MATERIAL SHOWN Start Marker

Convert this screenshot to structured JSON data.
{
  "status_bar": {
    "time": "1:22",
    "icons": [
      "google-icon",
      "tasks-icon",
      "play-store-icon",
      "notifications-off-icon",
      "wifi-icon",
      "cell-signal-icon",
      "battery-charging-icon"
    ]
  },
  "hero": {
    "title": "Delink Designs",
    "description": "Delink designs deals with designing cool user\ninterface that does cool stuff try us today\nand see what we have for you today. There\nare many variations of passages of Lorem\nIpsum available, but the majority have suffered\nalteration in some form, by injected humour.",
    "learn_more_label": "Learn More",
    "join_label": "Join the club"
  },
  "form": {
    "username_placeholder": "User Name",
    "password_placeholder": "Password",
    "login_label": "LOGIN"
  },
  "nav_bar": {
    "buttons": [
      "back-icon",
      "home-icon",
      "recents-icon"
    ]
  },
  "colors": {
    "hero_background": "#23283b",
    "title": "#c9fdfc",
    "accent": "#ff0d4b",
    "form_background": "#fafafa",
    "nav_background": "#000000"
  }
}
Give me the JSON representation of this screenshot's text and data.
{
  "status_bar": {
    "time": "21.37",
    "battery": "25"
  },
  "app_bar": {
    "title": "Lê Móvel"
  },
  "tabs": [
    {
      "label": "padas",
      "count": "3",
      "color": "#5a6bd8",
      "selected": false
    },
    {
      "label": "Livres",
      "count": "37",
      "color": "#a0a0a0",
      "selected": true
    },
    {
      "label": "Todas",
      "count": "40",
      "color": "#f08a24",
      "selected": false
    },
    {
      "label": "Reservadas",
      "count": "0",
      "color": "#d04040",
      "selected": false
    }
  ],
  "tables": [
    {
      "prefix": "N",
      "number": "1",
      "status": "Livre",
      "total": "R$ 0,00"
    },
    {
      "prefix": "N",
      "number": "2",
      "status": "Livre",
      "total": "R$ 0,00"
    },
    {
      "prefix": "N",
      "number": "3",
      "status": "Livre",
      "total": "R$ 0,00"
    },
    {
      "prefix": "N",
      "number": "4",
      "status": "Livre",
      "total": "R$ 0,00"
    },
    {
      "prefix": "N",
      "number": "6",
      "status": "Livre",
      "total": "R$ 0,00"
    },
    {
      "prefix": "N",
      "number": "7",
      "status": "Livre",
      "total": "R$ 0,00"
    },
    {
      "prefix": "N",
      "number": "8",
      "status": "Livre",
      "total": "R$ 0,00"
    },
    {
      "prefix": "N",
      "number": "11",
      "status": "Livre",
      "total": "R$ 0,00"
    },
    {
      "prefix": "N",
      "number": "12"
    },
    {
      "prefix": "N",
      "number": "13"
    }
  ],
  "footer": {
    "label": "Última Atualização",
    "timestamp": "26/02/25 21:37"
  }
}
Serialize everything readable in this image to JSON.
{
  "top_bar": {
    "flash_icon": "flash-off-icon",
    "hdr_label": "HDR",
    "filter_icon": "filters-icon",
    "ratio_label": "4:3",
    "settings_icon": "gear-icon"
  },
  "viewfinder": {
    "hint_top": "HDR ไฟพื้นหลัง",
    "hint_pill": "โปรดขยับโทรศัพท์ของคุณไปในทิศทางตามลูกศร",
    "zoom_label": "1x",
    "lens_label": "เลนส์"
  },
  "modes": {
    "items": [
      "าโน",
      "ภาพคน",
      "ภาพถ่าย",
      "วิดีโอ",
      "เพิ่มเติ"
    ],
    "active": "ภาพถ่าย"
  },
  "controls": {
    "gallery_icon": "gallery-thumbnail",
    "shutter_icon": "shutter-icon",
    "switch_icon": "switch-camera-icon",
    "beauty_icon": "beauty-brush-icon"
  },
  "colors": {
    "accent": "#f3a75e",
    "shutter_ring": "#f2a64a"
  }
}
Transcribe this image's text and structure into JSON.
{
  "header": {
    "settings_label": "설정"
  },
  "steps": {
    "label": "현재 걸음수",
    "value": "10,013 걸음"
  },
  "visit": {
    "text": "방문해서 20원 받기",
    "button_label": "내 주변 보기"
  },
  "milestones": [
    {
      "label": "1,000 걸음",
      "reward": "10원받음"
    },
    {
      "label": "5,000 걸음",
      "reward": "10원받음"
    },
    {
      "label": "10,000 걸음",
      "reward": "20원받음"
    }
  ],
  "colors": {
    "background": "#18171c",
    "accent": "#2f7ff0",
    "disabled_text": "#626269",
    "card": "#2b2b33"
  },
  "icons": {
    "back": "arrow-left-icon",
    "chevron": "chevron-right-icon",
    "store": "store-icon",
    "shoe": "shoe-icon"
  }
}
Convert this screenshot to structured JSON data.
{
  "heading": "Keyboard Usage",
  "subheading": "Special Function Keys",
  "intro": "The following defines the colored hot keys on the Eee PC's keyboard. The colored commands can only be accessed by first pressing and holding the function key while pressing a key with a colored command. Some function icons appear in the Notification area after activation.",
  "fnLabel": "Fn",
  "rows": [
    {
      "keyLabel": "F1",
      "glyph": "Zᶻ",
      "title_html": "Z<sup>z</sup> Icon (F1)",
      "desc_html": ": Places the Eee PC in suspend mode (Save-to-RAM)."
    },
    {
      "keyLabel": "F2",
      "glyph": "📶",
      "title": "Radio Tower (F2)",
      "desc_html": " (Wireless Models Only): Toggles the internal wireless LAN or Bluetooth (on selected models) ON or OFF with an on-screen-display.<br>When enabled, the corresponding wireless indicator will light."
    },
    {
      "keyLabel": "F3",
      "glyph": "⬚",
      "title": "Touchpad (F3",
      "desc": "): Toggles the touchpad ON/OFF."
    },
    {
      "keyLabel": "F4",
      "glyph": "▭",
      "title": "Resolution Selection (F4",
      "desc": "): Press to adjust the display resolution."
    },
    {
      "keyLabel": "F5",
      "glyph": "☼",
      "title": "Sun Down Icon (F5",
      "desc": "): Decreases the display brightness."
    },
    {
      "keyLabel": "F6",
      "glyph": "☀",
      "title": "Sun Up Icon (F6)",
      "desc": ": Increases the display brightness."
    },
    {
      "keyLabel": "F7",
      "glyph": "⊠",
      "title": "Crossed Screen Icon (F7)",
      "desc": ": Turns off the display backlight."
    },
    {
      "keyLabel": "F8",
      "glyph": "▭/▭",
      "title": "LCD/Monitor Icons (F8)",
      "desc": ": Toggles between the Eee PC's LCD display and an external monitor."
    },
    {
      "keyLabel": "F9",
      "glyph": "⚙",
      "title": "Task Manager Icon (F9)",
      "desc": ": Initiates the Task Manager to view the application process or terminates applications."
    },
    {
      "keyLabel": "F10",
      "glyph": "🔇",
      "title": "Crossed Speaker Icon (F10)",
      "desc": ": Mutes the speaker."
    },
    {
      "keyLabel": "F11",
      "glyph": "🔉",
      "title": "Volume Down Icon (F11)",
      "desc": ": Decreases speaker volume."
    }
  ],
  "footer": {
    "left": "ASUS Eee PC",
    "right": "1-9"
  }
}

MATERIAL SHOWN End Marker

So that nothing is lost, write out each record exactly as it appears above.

EXERCISE OUTPUT —
Convert this screenshot to structured JSON data.
{
  "status_bar": {
    "time": "1:22",
    "icons": [
      "google-icon",
      "tasks-icon",
      "play-store-icon",
      "notifications-off-icon",
      "wifi-icon",
      "cell-signal-icon",
      "battery-charging-icon"
    ]
  },
  "hero": {
    "title": "Delink Designs",
    "description": "Delink designs deals with designing cool user\ninterface that does cool stuff try us today\nand see what we have for you today. There\nare many variations of passages of Lorem\nIpsum available, but the majority have suffered\nalteration in some form, by injected humour.",
    "learn_more_label": "Learn More",
    "join_label": "Join the club"
  },
  "form": {
    "username_placeholder": "User Name",
    "password_placeholder": "Password",
    "login_label": "LOGIN"
  },
  "nav_bar": {
    "buttons": [
      "back-icon",
      "home-icon",
      "recents-icon"
    ]
  },
  "colors": {
    "hero_background": "#23283b",
    "title": "#c9fdfc",
    "accent": "#ff0d4b",
    "form_background": "#fafafa",
    "nav_background": "#000000"
  }
}
Give me the JSON representation of this screenshot's text and data.
{
  "status_bar": {
    "time": "21.37",
    "battery": "25"
  },
  "app_bar": {
    "title": "Lê Móvel"
  },
  "tabs": [
    {
      "label": "padas",
      "count": "3",
      "color": "#5a6bd8",
      "selected": false
    },
    {
      "label": "Livres",
      "count": "37",
      "color": "#a0a0a0",
      "selected": true
    },
    {
      "label": "Todas",
      "count": "40",
      "color": "#f08a24",
      "selected": false
    },
    {
      "label": "Reservadas",
      "count": "0",
      "color": "#d04040",
      "selected": false
    }
  ],
  "tables": [
    {
      "prefix": "N",
      "number": "1",
      "status": "Livre",
      "total": "R$ 0,00"
    },
    {
      "prefix": "N",
      "number": "2",
      "status": "Livre",
      "total": "R$ 0,00"
    },
    {
      "prefix": "N",
      "number": "3",
      "status": "Livre",
      "total": "R$ 0,00"
    },
    {
      "prefix": "N",
      "number": "4",
      "status": "Livre",
      "total": "R$ 0,00"
    },
    {
      "prefix": "N",
      "number": "6",
      "status": "Livre",
      "total": "R$ 0,00"
    },
    {
      "prefix": "N",
      "number": "7",
      "status": "Livre",
      "total": "R$ 0,00"
    },
    {
      "prefix": "N",
      "number": "8",
      "status": "Livre",
      "total": "R$ 0,00"
    },
    {
      "prefix": "N",
      "number": "11",
      "status": "Livre",
      "total": "R$ 0,00"
    },
    {
      "prefix": "N",
      "number": "12"
    },
    {
      "prefix": "N",
      "number": "13"
    }
  ],
  "footer": {
    "label": "Última Atualização",
    "timestamp": "26/02/25 21:37"
  }
}
Serialize everything readable in this image to JSON.
{
  "top_bar": {
    "flash_icon": "flash-off-icon",
    "hdr_label": "HDR",
    "filter_icon": "filters-icon",
    "ratio_label": "4:3",
    "settings_icon": "gear-icon"
  },
  "viewfinder": {
    "hint_top": "HDR ไฟพื้นหลัง",
    "hint_pill": "โปรดขยับโทรศัพท์ของคุณไปในทิศทางตามลูกศร",
    "zoom_label": "1x",
    "lens_label": "เลนส์"
  },
  "modes": {
    "items": [
      "าโน",
      "ภาพคน",
      "ภาพถ่าย",
      "วิดีโอ",
      "เพิ่มเติ"
    ],
    "active": "ภาพถ่าย"
  },
  "controls": {
    "gallery_icon": "gallery-thumbnail",
    "shutter_icon": "shutter-icon",
    "switch_icon": "switch-camera-icon",
    "beauty_icon": "beauty-brush-icon"
  },
  "colors": {
    "accent": "#f3a75e",
    "shutter_ring": "#f2a64a"
  }
}
Transcribe this image's text and structure into JSON.
{
  "header": {
    "settings_label": "설정"
  },
  "steps": {
    "label": "현재 걸음수",
    "value": "10,013 걸음"
  },
  "visit": {
    "text": "방문해서 20원 받기",
    "button_label": "내 주변 보기"
  },
  "milestones": [
    {
      "label": "1,000 걸음",
      "reward": "10원받음"
    },
    {
      "label": "5,000 걸음",
      "reward": "10원받음"
    },
    {
      "label": "10,000 걸음",
      "reward": "20원받음"
    }
  ],
  "colors": {
    "background": "#18171c",
    "accent": "#2f7ff0",
    "disabled_text": "#626269",
    "card": "#2b2b33"
  },
  "icons": {
    "back": "arrow-left-icon",
    "chevron": "chevron-right-icon",
    "store": "store-icon",
    "shoe": "shoe-icon"
  }
}
Convert this screenshot to structured JSON data.
{
  "heading": "Keyboard Usage",
  "subheading": "Special Function Keys",
  "intro": "The following defines the colored hot keys on the Eee PC's keyboard. The colored commands can only be accessed by first pressing and holding the function key while pressing a key with a colored command. Some function icons appear in the Notification area after activation.",
  "fnLabel": "Fn",
  "rows": [
    {
      "keyLabel": "F1",
      "glyph": "Zᶻ",
      "title_html": "Z<sup>z</sup> Icon (F1)",
      "desc_html": ": Places the Eee PC in suspend mode (Save-to-RAM)."
    },
    {
      "keyLabel": "F2",
      "glyph": "📶",
      "title": "Radio Tower (F2)",
      "desc_html": " (Wireless Models Only): Toggles the internal wireless LAN or Bluetooth (on selected models) ON or OFF with an on-screen-display.<br>When enabled, the corresponding wireless indicator will light."
    },
    {
      "keyLabel": "F3",
      "glyph": "⬚",
      "title": "Touchpad (F3",
      "desc": "): Toggles the touchpad ON/OFF."
    },
    {
      "keyLabel": "F4",
      "glyph": "▭",
      "title": "Resolution Selection (F4",
      "desc": "): Press to adjust the display resolution."
    },
    {
      "keyLabel": "F5",
      "glyph": "☼",
      "title": "Sun Down Icon (F5",
      "desc": "): Decreases the display brightness."
    },
    {
      "keyLabel": "F6",
      "glyph": "☀",
      "title": "Sun Up Icon (F6)",
      "desc": ": Increases the display brightness."
    },
    {
      "keyLabel": "F7",
      "glyph": "⊠",
      "title": "Crossed Screen Icon (F7)",
      "desc": ": Turns off the display backlight."
    },
    {
      "keyLabel": "F8",
      "glyph": "▭/▭",
      "title": "LCD/Monitor Icons (F8)",
      "desc": ": Toggles between the Eee PC's LCD display and an external monitor."
    },
    {
      "keyLabel": "F9",
      "glyph": "⚙",
      "title": "Task Manager Icon (F9)",
      "desc": ": Initiates the Task Manager to view the application process or terminates applications."
    },
    {
      "keyLabel": "F10",
      "glyph": "🔇",
      "title": "Crossed Speaker Icon (F10)",
      "desc": ": Mutes the speaker."
    },
    {
      "keyLabel": "F11",
      "glyph": "🔉",
      "title": "Volume Down Icon (F11)",
      "desc": ": Decreases speaker volume."
    }
  ],
  "footer": {
    "left": "ASUS Eee PC",
    "right": "1-9"
  }
}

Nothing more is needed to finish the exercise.